## PROBLEM TO WORK ON
Indicate how many lines in the listing below contain the word "JSON". No other output is permitted.

--

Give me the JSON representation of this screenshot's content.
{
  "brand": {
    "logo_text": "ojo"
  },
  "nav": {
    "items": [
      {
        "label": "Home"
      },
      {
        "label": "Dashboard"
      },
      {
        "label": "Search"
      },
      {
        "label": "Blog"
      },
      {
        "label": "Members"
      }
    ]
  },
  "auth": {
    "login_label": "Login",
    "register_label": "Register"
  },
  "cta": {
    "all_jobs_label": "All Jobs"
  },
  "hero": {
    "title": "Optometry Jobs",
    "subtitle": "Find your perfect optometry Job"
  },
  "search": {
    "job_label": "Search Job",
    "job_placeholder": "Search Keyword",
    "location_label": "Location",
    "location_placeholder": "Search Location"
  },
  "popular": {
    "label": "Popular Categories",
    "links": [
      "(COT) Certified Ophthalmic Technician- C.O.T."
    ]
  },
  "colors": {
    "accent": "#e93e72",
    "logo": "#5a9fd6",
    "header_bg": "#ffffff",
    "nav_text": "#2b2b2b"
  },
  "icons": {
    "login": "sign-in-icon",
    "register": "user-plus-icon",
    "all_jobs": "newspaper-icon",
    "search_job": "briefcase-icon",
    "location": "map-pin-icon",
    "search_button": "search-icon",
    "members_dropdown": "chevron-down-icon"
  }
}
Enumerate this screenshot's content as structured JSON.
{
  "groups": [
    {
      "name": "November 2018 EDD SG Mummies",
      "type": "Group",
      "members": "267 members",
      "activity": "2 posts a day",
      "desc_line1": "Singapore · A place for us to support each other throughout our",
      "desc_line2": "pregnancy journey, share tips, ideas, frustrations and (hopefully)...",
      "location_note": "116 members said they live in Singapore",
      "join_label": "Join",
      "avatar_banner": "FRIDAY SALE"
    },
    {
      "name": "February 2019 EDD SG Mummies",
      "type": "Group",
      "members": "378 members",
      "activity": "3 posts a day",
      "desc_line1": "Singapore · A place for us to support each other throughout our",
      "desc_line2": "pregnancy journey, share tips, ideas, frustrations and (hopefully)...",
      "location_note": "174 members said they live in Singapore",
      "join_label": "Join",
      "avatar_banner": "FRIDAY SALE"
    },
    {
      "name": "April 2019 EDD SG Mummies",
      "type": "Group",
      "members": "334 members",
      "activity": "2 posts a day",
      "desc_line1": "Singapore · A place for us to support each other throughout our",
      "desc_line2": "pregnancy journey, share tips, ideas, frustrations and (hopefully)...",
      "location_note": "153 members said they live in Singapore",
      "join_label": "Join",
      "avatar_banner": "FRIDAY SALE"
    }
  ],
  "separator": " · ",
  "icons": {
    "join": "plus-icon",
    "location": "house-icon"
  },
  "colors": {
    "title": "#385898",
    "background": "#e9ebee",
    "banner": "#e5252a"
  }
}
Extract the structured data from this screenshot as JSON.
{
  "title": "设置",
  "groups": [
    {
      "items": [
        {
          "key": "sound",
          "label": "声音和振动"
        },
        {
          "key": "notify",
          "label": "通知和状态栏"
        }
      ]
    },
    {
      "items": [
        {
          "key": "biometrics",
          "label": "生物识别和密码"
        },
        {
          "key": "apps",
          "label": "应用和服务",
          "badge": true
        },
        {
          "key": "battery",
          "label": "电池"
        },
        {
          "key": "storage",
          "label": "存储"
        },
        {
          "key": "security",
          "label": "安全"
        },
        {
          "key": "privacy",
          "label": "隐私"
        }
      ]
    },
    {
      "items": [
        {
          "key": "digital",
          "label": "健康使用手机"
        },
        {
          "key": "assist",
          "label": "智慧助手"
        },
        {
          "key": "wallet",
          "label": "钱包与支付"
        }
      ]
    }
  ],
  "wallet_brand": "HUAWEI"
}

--

## WORKED SOLUTION
3